The next morning we went to work drenching the first ten trees. We were going to repeat the process each day for the next two days. I was going to watch the new brewmaster make the brew and make sure that he’d followed the recipe just as prescribed. The crew filled each of the boring holes with compost, then drenched the trees with compost tea out to their drip line and finished the regimen by filling all of the holes, except for one, which we’d use to drop the camera down in to capture the root growth that we were all hoping for. If the roots began to grow, the dieback would stop and the trees would survive and then thrive if cared for correctly.
Day three started with our first hiccup. Apparently, the bears liked my inputs for the compost tea brew and had come over the fence the night before for a little snack! Bears! Nobody told me about bears. The foreman said they'd lock the supplies up in metal containers at night. I told him that was a great idea, because I didn't send enough supplies to feed hungry bears...
We repeated the process over the next two days until all thirty-two of the thirty foot tall centerpieces of the entry to this massive estate were treated. Now, all we could do was wait. I needed to get back to LA and it was time to say goodbye to my new pals. It’s funny how when you work together, buy into a process and become a team, all of the prejudgment and second guessing falls away. I got high fives and handshakes from the crew and was off for home.
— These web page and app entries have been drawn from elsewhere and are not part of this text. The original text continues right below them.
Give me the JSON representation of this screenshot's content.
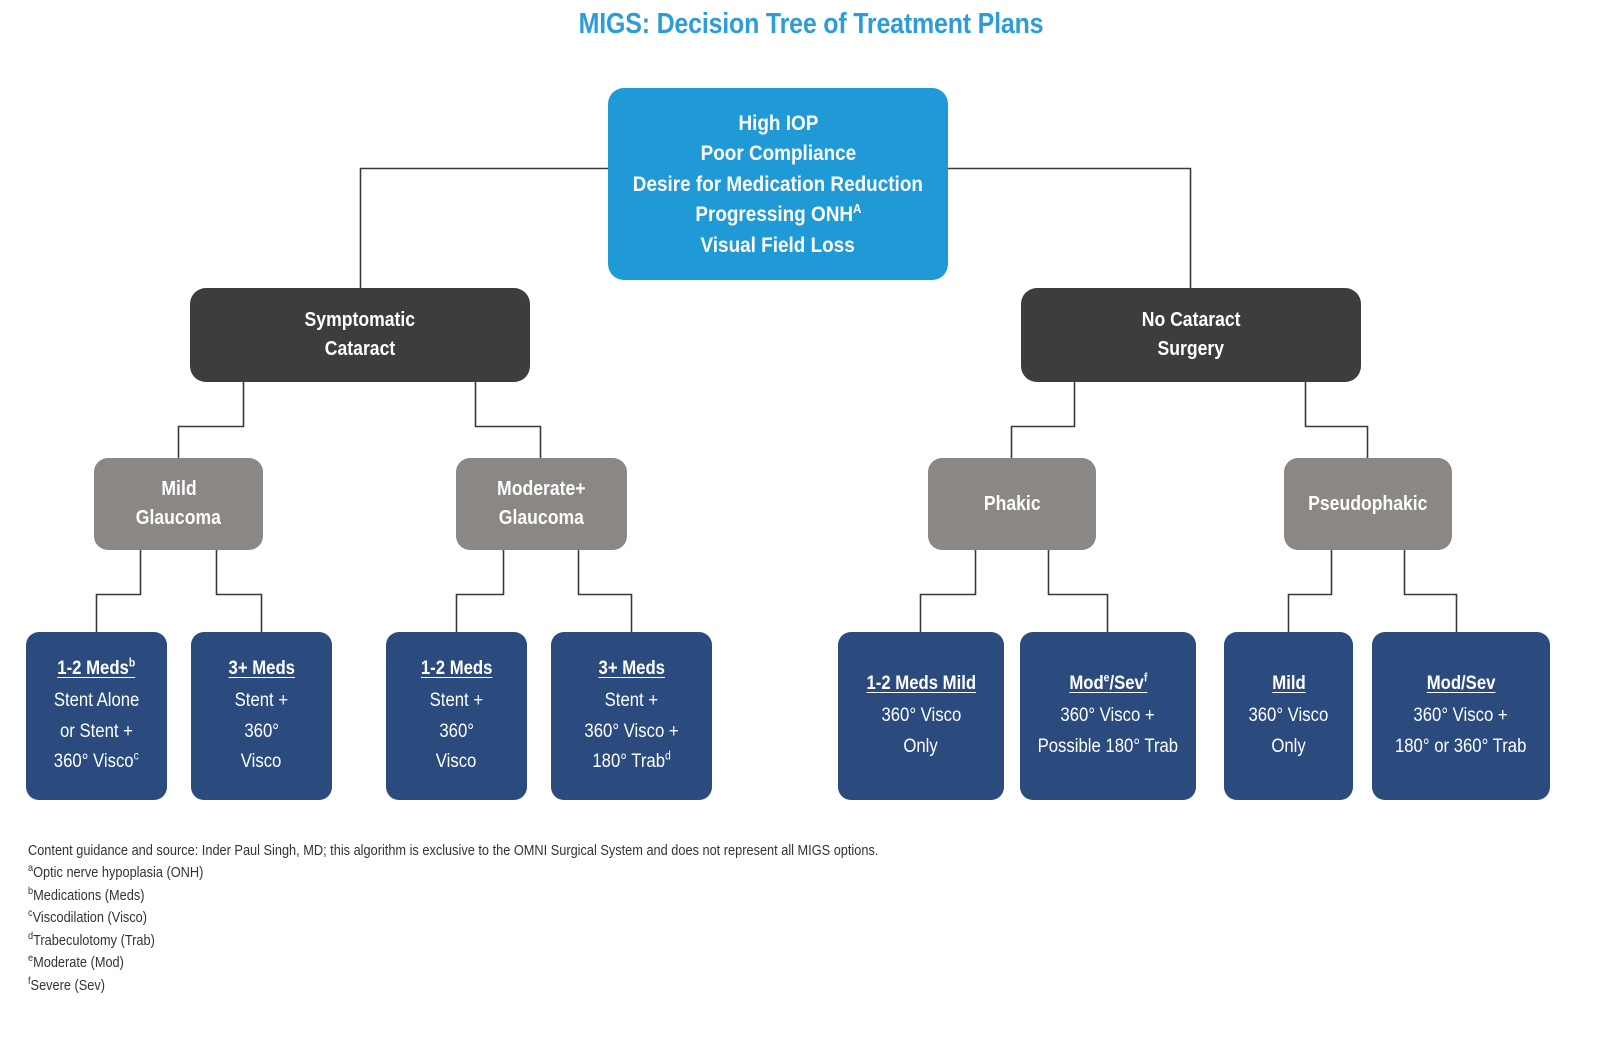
{
  "title": "MIGS: Decision Tree of Treatment Plans",
  "colors": {
    "title": "#2e9cd6",
    "root": "#1f9ad6",
    "branch_dark": "#3d3d3d",
    "branch_grey": "#8a8785",
    "leaf": "#2b4a7d",
    "connector": "#3a3a3a",
    "background": "#ffffff",
    "note_text": "#333333"
  },
  "root": {
    "lines": [
      "High IOP",
      "Poor Compliance",
      "Desire for Medication Reduction",
      "Progressing ONH",
      "Visual Field Loss"
    ],
    "onh_superscript": "A"
  },
  "branches": [
    {
      "id": "symptomatic-cataract",
      "lines": [
        "Symptomatic",
        "Cataract"
      ]
    },
    {
      "id": "no-cataract-surgery",
      "lines": [
        "No Cataract",
        "Surgery"
      ]
    }
  ],
  "subbranches": [
    {
      "id": "mild-glaucoma",
      "lines": [
        "Mild",
        "Glaucoma"
      ]
    },
    {
      "id": "moderate-plus-glaucoma",
      "lines": [
        "Moderate+",
        "Glaucoma"
      ]
    },
    {
      "id": "phakic",
      "lines": [
        "Phakic"
      ]
    },
    {
      "id": "pseudophakic",
      "lines": [
        "Pseudophakic"
      ]
    }
  ],
  "leaves": [
    {
      "id": "mild-1-2-meds",
      "header": "1-2 Meds",
      "header_superscript": "b",
      "lines": [
        "Stent Alone",
        "or Stent +",
        "360° Visco"
      ],
      "last_line_superscript": "c"
    },
    {
      "id": "mild-3-plus-meds",
      "header": "3+ Meds",
      "header_superscript": "",
      "lines": [
        "Stent +",
        "360°",
        "Visco"
      ],
      "last_line_superscript": ""
    },
    {
      "id": "moderate-1-2-meds",
      "header": "1-2 Meds",
      "header_superscript": "",
      "lines": [
        "Stent +",
        "360°",
        "Visco"
      ],
      "last_line_superscript": ""
    },
    {
      "id": "moderate-3-plus-meds",
      "header": "3+ Meds",
      "header_superscript": "",
      "lines": [
        "Stent +",
        "360° Visco +",
        "180° Trab"
      ],
      "last_line_superscript": "d"
    },
    {
      "id": "phakic-1-2-meds-mild",
      "header": "1-2 Meds Mild",
      "header_superscript": "",
      "lines": [
        "360° Visco",
        "Only"
      ],
      "last_line_superscript": ""
    },
    {
      "id": "phakic-mod-sev",
      "header": "Mod",
      "header_superscript": "e",
      "header_tail": "/Sev",
      "header_tail_superscript": "f",
      "lines": [
        "360° Visco +",
        "Possible 180° Trab"
      ],
      "last_line_superscript": ""
    },
    {
      "id": "pseudophakic-mild",
      "header": "Mild",
      "header_superscript": "",
      "lines": [
        "360° Visco",
        "Only"
      ],
      "last_line_superscript": ""
    },
    {
      "id": "pseudophakic-mod-sev",
      "header": "Mod/Sev",
      "header_superscript": "",
      "lines": [
        "360° Visco +",
        "180° or 360° Trab"
      ],
      "last_line_superscript": ""
    }
  ],
  "footnotes": {
    "source": "Content guidance and source: Inder Paul Singh, MD; this algorithm is exclusive to the OMNI Surgical System and does not represent all MIGS options.",
    "items": [
      {
        "marker": "a",
        "text": "Optic nerve hypoplasia (ONH)"
      },
      {
        "marker": "b",
        "text": "Medications (Meds)"
      },
      {
        "marker": "c",
        "text": "Viscodilation (Visco)"
      },
      {
        "marker": "d",
        "text": "Trabeculotomy (Trab)"
      },
      {
        "marker": "e",
        "text": "Moderate (Mod)"
      },
      {
        "marker": "f",
        "text": "Severe (Sev)"
      }
    ]
  }
}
I’d been home about five days when I got call from the landscape manager. He was really excited, almost giddy with disbelief. He said that the brewmaster had just put the camera down into the boring hole and said that he spotted some spaghetti strands of roots beginning to shoot out off of the first tree that we’d treated, and the one with the most dieback. He said that the guys were going to check all of the trees and that he’d get back to me. I told him to measure the dieback from the center of each tree and record that in the compost tea journal that I’d left with the brewmaster.
Over the next several days I got that same call. He told me just like I'd said that the dieback would stop once the roots began to grow. He was blown away! The dieback had completely stopped. That was eight years ago and all of the redwoods not only survived, but have thrived. They have all grown, have greened up and are the iconic placeholders that the landscape designers had hoped for when they designed the beautiful entry. I know that this is a pretty big example of what I have personally seen compost tea do in an extreme situation, but think about it, if it can do this for giant sequoia trees on an estate, what can it do in your garden? I know what it’s doing in mine. Give it a try and some day you can share your own compost tea story with some gardeners who may need some help in their gardens.
© Randy Ritchie